• _Problem to solve_:
Omit every picture, then return each line of the data below exactly.
(Material provided begins)
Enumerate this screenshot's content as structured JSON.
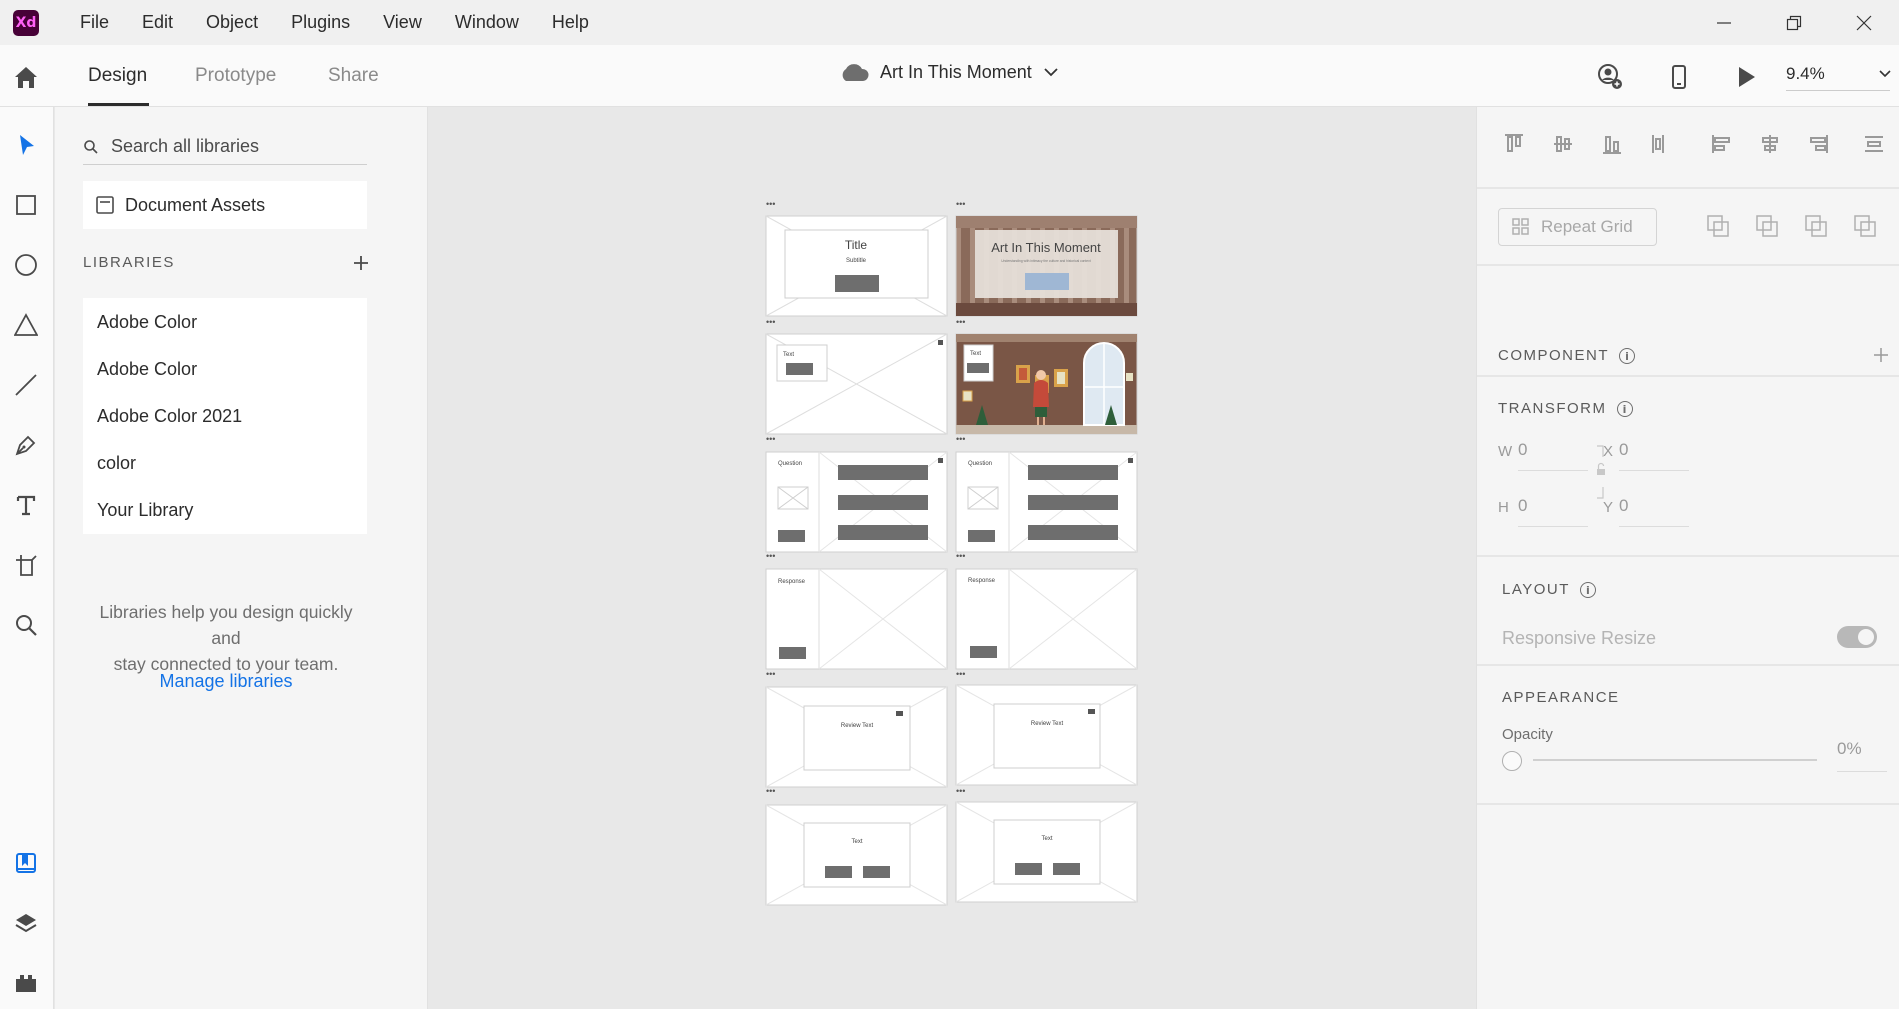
{
  "app": {
    "logo": "Xd"
  },
  "menu": [
    "File",
    "Edit",
    "Object",
    "Plugins",
    "View",
    "Window",
    "Help"
  ],
  "toolbar": {
    "tabs": [
      "Design",
      "Prototype",
      "Share"
    ],
    "active_tab": "Design",
    "doc_title": "Art In This Moment",
    "zoom": "9.4%"
  },
  "library": {
    "search_placeholder": "Search all libraries",
    "document_assets": "Document Assets",
    "libraries_heading": "LIBRARIES",
    "items": [
      "Adobe Color",
      "Adobe Color",
      "Adobe Color 2021",
      "color",
      "Your Library"
    ],
    "help_line1": "Libraries help you design quickly and",
    "help_line2": "stay connected to your team.",
    "manage_link": "Manage libraries"
  },
  "artboards": {
    "a1": {
      "title": "Title",
      "subtitle": "Subtitle"
    },
    "a2": {
      "title": "Art In This Moment",
      "sub": "Understanding with intimacy the culture and historical context"
    },
    "a3": {
      "label": "Text"
    },
    "a4": {
      "label": "Text"
    },
    "a5": {
      "label": "Question"
    },
    "a6": {
      "label": "Question"
    },
    "a7": {
      "label": "Response"
    },
    "a8": {
      "label": "Response"
    },
    "a9": {
      "label": "Review Text"
    },
    "a10": {
      "label": "Review Text"
    },
    "a11": {
      "label": "Text"
    },
    "a12": {
      "label": "Text"
    }
  },
  "right": {
    "repeat_grid": "Repeat Grid",
    "component": "COMPONENT",
    "transform": "TRANSFORM",
    "w_label": "W",
    "w_val": "0",
    "h_label": "H",
    "h_val": "0",
    "x_label": "X",
    "x_val": "0",
    "y_label": "Y",
    "y_val": "0",
    "layout": "LAYOUT",
    "responsive": "Responsive Resize",
    "appearance": "APPEARANCE",
    "opacity_label": "Opacity",
    "opacity_val": "0%"
  },
  "colors": {
    "accent": "#1473e6",
    "brand": "#470137",
    "brand_text": "#ff61f6"
  }
}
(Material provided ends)
• _Response to the exercise_:
Enumerate this screenshot's content as structured JSON.
{
  "app": {
    "logo": "Xd"
  },
  "menu": [
    "File",
    "Edit",
    "Object",
    "Plugins",
    "View",
    "Window",
    "Help"
  ],
  "toolbar": {
    "tabs": [
      "Design",
      "Prototype",
      "Share"
    ],
    "active_tab": "Design",
    "doc_title": "Art In This Moment",
    "zoom": "9.4%"
  },
  "library": {
    "search_placeholder": "Search all libraries",
    "document_assets": "Document Assets",
    "libraries_heading": "LIBRARIES",
    "items": [
      "Adobe Color",
      "Adobe Color",
      "Adobe Color 2021",
      "color",
      "Your Library"
    ],
    "help_line1": "Libraries help you design quickly and",
    "help_line2": "stay connected to your team.",
    "manage_link": "Manage libraries"
  },
  "artboards": {
    "a1": {
      "title": "Title",
      "subtitle": "Subtitle"
    },
    "a2": {
      "title": "Art In This Moment",
      "sub": "Understanding with intimacy the culture and historical context"
    },
    "a3": {
      "label": "Text"
    },
    "a4": {
      "label": "Text"
    },
    "a5": {
      "label": "Question"
    },
    "a6": {
      "label": "Question"
    },
    "a7": {
      "label": "Response"
    },
    "a8": {
      "label": "Response"
    },
    "a9": {
      "label": "Review Text"
    },
    "a10": {
      "label": "Review Text"
    },
    "a11": {
      "label": "Text"
    },
    "a12": {
      "label": "Text"
    }
  },
  "right": {
    "repeat_grid": "Repeat Grid",
    "component": "COMPONENT",
    "transform": "TRANSFORM",
    "w_label": "W",
    "w_val": "0",
    "h_label": "H",
    "h_val": "0",
    "x_label": "X",
    "x_val": "0",
    "y_label": "Y",
    "y_val": "0",
    "layout": "LAYOUT",
    "responsive": "Responsive Resize",
    "appearance": "APPEARANCE",
    "opacity_label": "Opacity",
    "opacity_val": "0%"
  },
  "colors": {
    "accent": "#1473e6",
    "brand": "#470137",
    "brand_text": "#ff61f6"
  }
}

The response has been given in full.